High level representatives from Agriculture Ministries of ASEAN Member States recently discussed the emerging bamboo locust outbreak in Lao PDR to seek cooperation in tackling a potential cross-border problem.
At a recent Steering Committee Meeting of the ASEAN Sustainable Agrifood Systems (ASEAN SAS) in Malaysia, ASEAN delegates voiced their strong concerns over the spread of the locust wave in Laos and requested support from relevant parties including ASEAN SAS before the issue would get out of control for the region.
“Last year [in 2015] we used more than 28 tons of insecticides [to control the bamboo locust]. “There were outbreaks in three provinces.

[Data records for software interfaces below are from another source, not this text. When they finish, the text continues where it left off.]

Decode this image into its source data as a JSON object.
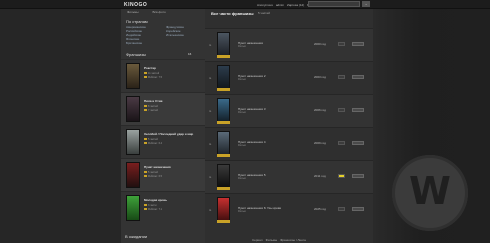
{
  "logo": "KINOGO",
  "topnav": [
    "Anonymous",
    "admin",
    "Zaprosa (12)",
    "Выход"
  ],
  "search_button": "→",
  "subnav": [
    "Фильмы",
    "Всё-фото"
  ],
  "sidebar": {
    "section_title": "По странам",
    "links_left": [
      "Американские",
      "Российские",
      "Индийские",
      "Японские",
      "Британские"
    ],
    "links_right": [
      "Французские",
      "Корейские",
      "Итальянские"
    ],
    "franchise_title": "Франшизы",
    "franchise_count": "16",
    "films": [
      {
        "name": "Рокстар",
        "meta1": "11 частей",
        "meta2": "Рейтинг: 7.5"
      },
      {
        "name": "Пила и Стив",
        "meta1": "8 частей",
        "meta2": "7 частей"
      },
      {
        "name": "Хеллбой / Последний удар и мир",
        "meta1": "5 частей",
        "meta2": "Рейтинг: 6.4"
      },
      {
        "name": "Пункт назначения",
        "meta1": "5 частей",
        "meta2": "Рейтинг: 6.5"
      },
      {
        "name": "Молодая кровь",
        "meta1": "3 части",
        "meta2": "Рейтинг: 7.1"
      }
    ],
    "bottom_title": "В ожидании"
  },
  "main": {
    "title": "Все части франшизы",
    "subtitle": "5 частей",
    "rows": [
      {
        "title": "Пункт назначения",
        "sub": "Фильм",
        "year": "2000 год",
        "rate_hl": false
      },
      {
        "title": "Пункт назначения 2",
        "sub": "Фильм",
        "year": "2003 год",
        "rate_hl": false
      },
      {
        "title": "Пункт назначения 3",
        "sub": "Фильм",
        "year": "2006 год",
        "rate_hl": false
      },
      {
        "title": "Пункт назначения 4",
        "sub": "Фильм",
        "year": "2009 год",
        "rate_hl": false
      },
      {
        "title": "Пункт назначения 5",
        "sub": "Фильм",
        "year": "2011 год",
        "rate_hl": true
      },
      {
        "title": "Пункт назначения 6: Узы крови",
        "sub": "Фильм",
        "year": "2025 год",
        "rate_hl": false
      }
    ]
  },
  "pager": [
    "Сериал",
    "Фильмы",
    "Франшизы / Лента"
  ],
  "watermark": "W",
  "colors": {
    "accent": "#c9a227",
    "highlight": "#e5d02a"
  }
}
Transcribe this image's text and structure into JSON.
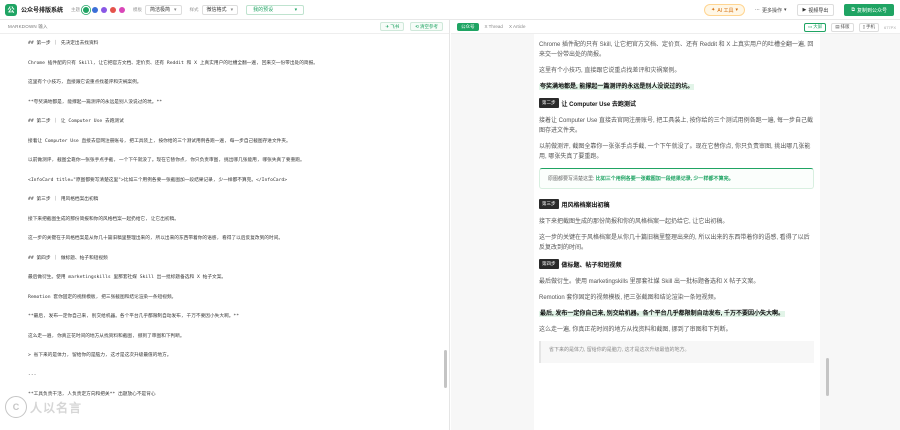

But this year , there are outbreaks in five provinces,” said Dr. Phanpradith Phandala, Director of Planning and Cooperation Division from Department of Agriculture of Lao PDR.
“We request ASEAN SAS to provide technical support on the application of bio inputs to manage the bamboo locust. Laos has to use a lot of chemicals to control the locust although the country has a ‘green agriculture’ policy. But since it is an outbreak and the [affected] areas are very big, we will have to resort to chemical sprays,” said Dr. Phandala.
The yellow-spined bamboo locust was first detected in Laos in October 2014 in Luang Prabang province, before spreading to Phongsaly and Huaphan provinces. Locusts were reported in 140 places in 2014, but in 2015 they had been recorded in more than 500 locations in 14 districts of the three provinces, despite increased efforts to stop them.
During the first invasion of the locusts in 2015, over 4,300 ha of crops were damaged or destroyed in Luang Prabang province and Huaphan province alone. This included upland rice, maize and Job’s tears, and almost 3,500 families were affected by the locust outbreak.
Dr. Surmsuk Salakpetch, Deputy Director General of Department of Agriculture, Thailand told the meeting that Thailand would set technical cooperation with Lao to find ways to control the pest.
“Based on Thailand’s survey in Laos, the outbreak is in the bamboo forest in the mountainous area and it is very difficult to control. Based on the research, we can use poisonous bait and biological control against adult bamboo locusts.
“If we do not do something effective, it will be a problem of this region because the locust can move quickly. They are attracted by food like bamboo, corn, banana leaf and rice. We urgently need to control this pest, otherwise it will spread to other [ASEAN] Member States,” said Dr. Surmsuk.
The Department of Agriculture of Thailand and ASEAN SAS will support Laos in developing control options, Dr. Thomas Jaekel, Chief Technical Advisor of ASEAN SAS said.
However, a major issue is coordination and national governmental structure.
“Locust is a migratory insect. It is a large scale pest and requires coordination of pest management over large areas. Such type of insect cannot be managed by single farmers. In terms of logistics, the affected sites are remote places in the forest. The question is who is going to deliver bait. Who is going to teach farmers to use poison bait? Who is coordinating with the farmers? Who will pay for the gasoline required to visit sites?
“Furthermore, it needs basic governmental infrastructure and communication and required an overarching management approach. And, support from the [national] government is highly needed,” said Dr. Jaekel.
This was the 8th Steering Committee Meeting of ASEAN SAS, held in Kuala Lumpur on 7 and 8 December 2016. It was meant to update Steering Committee members on the overall status of project implementation and required consideration on important issues. Fourteen delegates from eight ASEAN Member States including Brunei Darussalam, Cambodia, Lao PDR, Malaysia, Myanmar, the Philippines, Thailand and Vietnam attended the Meeting.
By Rojana Manowalailao, ASEAN Sustainable Agrifood Systems